On Tuesday, June 25th, The Hill will host Cost, Quality and Care: The Medicare Equation at the Newseum in Washington, DC. The Hill's Editor-at-Large Steve Clemons and Editor-in-Chief Bob CusackRobert (Bob) CusackOvernight Health Care: Key Trump drug pricing proposal takes step forward | Missouri Planned Parenthood clinic loses bid for license | 2020 Democrats to take part in Saturday forum on abortion rights Overnight Health Care: Court allows Trump abortion referral ban to take effect | GOP group launches M blitz against 'Medicare for All' | Star GOP lawyer raises constitutional concerns with surprise billing legislation Overnight Health Care: Trump officials defend changes to family planning program | Senators unveil bipartisan package on health costs | Democrats pass T spending bill with HHS funds MORE will sit down with Reps. Brett GuthrieSteven (Brett) Brett GuthrieOvernight Health Care: Key Trump drug pricing proposal takes step forward | Missouri Planned Parenthood clinic loses bid for license | 2020 Democrats to take part in Saturday forum on abortion rights The Hill's 12:30 Report — Presented by MAPRx — Trump calls off Iran strike at last minute Overnight Health Care: Court allows Trump abortion referral ban to take effect | GOP group launches M blitz against 'Medicare for All' | Star GOP lawyer raises constitutional concerns with surprise billing legislation MORE (R-Ky.) and Doris MatsuiDoris Okada MatsuiOvernight Health Care: Key Trump drug pricing proposal takes step forward | Missouri Planned Parenthood clinic loses bid for license | 2020 Democrats to take part in Saturday forum on abortion rights The Hill's 12:30 Report — Presented by MAPRx — Trump calls off Iran strike at last minute Overnight Health Care: Court allows Trump abortion referral ban to take effect | GOP group launches M blitz against 'Medicare for All' | Star GOP lawyer raises constitutional concerns with surprise billing legislation MORE (D-Calif.) and an expert panel for a discussion on how leaders in Washington and the health industry can bring down drug costs for Medicare patients while continuing to ensure quality of care for those who depend on the program. RSVP here.

 

Also today...

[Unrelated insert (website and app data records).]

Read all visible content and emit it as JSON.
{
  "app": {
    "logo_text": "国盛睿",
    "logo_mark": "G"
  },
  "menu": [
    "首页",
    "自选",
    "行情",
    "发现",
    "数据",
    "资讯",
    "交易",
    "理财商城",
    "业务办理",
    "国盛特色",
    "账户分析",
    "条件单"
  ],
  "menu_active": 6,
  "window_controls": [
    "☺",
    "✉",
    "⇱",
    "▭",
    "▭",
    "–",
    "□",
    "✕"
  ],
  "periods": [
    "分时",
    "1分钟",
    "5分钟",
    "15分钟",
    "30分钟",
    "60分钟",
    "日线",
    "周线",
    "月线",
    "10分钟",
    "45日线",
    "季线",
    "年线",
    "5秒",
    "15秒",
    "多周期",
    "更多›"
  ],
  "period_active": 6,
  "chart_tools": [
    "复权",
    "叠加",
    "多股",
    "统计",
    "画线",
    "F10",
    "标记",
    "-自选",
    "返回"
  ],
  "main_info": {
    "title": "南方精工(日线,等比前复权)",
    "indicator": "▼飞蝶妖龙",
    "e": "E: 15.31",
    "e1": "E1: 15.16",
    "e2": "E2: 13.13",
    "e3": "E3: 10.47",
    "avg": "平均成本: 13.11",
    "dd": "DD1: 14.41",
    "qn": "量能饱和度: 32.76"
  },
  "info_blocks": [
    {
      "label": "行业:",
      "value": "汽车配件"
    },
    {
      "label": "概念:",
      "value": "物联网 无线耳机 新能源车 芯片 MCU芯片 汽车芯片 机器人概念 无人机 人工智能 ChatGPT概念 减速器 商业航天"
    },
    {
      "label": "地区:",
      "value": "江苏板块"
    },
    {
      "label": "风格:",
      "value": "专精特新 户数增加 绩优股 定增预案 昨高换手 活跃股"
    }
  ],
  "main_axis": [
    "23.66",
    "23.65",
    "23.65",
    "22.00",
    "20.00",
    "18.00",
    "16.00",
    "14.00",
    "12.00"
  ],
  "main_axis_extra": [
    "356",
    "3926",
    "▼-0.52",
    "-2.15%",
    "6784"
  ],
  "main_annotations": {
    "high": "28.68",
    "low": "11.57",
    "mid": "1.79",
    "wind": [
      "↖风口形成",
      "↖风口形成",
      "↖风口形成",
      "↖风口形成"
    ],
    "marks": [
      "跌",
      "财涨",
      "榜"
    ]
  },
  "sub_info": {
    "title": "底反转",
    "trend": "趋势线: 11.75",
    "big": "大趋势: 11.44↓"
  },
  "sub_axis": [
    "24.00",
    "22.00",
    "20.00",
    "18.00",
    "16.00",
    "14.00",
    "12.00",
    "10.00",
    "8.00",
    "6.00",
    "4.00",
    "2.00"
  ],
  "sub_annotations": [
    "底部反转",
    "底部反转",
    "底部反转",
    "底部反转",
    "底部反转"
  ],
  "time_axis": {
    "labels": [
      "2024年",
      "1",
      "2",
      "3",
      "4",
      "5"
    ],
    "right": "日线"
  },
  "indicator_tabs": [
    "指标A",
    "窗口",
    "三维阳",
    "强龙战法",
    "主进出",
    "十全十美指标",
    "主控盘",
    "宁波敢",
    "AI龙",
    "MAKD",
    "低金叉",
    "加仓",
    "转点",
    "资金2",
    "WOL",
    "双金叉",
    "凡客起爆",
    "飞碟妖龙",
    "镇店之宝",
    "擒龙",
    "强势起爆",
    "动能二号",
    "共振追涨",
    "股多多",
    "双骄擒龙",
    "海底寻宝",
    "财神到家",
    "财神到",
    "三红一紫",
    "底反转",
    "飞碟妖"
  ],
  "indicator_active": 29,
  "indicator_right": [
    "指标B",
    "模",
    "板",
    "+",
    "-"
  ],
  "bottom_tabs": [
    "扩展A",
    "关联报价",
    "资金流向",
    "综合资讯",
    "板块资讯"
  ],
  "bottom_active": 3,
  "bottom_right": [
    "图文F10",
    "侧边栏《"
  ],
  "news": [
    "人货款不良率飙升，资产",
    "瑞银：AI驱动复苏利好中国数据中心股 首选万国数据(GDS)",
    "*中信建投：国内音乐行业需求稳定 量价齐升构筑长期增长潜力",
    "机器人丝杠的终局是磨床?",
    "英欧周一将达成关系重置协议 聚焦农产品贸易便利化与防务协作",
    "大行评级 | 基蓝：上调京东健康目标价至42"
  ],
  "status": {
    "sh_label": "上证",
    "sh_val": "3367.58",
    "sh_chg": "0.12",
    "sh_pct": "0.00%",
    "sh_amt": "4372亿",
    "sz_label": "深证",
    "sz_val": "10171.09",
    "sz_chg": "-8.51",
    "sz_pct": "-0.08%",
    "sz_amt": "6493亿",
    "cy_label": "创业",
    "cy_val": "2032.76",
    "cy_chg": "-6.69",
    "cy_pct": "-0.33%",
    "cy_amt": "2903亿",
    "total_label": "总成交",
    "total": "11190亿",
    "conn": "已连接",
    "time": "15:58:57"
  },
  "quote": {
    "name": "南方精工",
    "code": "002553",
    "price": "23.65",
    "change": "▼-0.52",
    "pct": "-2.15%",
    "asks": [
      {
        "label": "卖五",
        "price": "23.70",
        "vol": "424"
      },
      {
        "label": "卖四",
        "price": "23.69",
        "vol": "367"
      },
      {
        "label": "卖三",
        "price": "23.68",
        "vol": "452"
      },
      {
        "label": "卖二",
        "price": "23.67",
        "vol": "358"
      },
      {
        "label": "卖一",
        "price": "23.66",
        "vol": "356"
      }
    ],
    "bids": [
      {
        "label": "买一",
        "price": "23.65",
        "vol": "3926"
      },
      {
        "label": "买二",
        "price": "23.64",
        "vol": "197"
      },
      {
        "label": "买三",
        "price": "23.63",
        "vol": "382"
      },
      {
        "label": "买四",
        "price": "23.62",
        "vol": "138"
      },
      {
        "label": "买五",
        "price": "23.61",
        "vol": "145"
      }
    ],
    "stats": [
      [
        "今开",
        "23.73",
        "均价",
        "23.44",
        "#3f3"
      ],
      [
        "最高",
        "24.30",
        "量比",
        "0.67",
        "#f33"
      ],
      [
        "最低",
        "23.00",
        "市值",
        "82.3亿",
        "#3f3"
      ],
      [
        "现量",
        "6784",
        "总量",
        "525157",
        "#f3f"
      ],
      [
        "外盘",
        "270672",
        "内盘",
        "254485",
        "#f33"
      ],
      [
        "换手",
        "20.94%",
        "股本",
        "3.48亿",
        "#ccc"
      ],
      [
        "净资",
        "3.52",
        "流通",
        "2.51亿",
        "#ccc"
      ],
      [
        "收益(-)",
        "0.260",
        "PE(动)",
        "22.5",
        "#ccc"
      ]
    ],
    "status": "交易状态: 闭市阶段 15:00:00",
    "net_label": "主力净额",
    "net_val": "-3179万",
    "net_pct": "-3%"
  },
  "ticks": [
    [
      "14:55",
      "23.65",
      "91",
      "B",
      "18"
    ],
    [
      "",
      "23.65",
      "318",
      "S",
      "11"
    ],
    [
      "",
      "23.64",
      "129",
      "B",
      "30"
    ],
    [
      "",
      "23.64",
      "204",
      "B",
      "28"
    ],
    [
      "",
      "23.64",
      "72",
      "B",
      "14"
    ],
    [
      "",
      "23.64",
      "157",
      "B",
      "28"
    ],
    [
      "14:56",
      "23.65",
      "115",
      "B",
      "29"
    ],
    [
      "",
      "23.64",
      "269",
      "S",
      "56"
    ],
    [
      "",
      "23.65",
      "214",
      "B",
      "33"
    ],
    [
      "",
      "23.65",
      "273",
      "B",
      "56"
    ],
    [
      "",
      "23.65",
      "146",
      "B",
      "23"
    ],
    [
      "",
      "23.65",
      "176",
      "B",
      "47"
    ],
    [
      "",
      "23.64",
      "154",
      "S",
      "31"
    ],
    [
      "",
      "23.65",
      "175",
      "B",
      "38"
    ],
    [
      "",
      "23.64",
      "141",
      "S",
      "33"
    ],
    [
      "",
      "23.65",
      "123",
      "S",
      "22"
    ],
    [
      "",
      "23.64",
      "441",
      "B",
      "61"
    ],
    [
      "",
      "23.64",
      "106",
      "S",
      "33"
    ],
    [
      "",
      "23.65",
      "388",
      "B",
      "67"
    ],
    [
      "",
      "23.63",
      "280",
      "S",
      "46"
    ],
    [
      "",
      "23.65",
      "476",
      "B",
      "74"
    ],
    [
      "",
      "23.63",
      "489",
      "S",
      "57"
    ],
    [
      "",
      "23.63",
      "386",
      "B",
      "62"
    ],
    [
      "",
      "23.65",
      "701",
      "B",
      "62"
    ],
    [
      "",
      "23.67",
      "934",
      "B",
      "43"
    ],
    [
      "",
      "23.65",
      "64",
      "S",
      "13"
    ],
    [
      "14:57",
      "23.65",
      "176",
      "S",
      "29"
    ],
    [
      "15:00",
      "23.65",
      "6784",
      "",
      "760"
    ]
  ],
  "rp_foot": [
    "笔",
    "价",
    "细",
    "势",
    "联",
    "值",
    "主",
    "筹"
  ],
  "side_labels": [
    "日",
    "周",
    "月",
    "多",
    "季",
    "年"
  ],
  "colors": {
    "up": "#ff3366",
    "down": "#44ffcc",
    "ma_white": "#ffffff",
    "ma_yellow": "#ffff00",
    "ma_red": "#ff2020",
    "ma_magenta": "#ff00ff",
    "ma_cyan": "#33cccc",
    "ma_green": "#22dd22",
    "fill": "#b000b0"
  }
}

Actress Jessica Biel is facing criticism across social media after she made an appearance at the California State Assembly alongside known anti-vaccine advocate Robert F. Kennedy Jr. to lobby against a vaccination bill.

The New York state Senate is poised to advance legislation Thursday to end religious exemptions for vaccines and to raise awareness about the importance of immunizations as the state grapples with a rising number of measles cases.

Mailchimp is blocking anti-vaccination content from its platform, calling the spread of misinformation a "serious threat to public health."

Rep. Pramila Jayapal (D-Wash.) opened up about her own abortion in a column for The New York Times.

Prosecutors have said they are dismissing all criminal charges against eight people who were charged in the Flint, Mich., water crisis and are restarting their investigation into one of the worst manmade public health crises in U.S. history.

A Planned Parenthood clinic in Austin, Texas, is set to remain open until 2039 despite a new state law that prevents local governments from doing business with the organization.

 

What we're reading

Does Medicare for All cover undocumented immigrants? Depends on who you ask (CBS News)

Higher health insurance deductibles a sickening trend for Americans (CBS News)  

The U.S. Is Purging Chinese Cancer Researchers From Top Institutions (Bloomberg)

 

State by state

What Abortion Access Looks Like in Mississippi: One Person at a Time (New York Times)

New campaign in Oklahoma seeks to put Medicaid expansion up for a vote (Associated Press)

 

From The Hill's Opinion page

Democrats constantly overlook conservative solutions to fix our broken health care

Insurers must do more to prevent surprise medical bills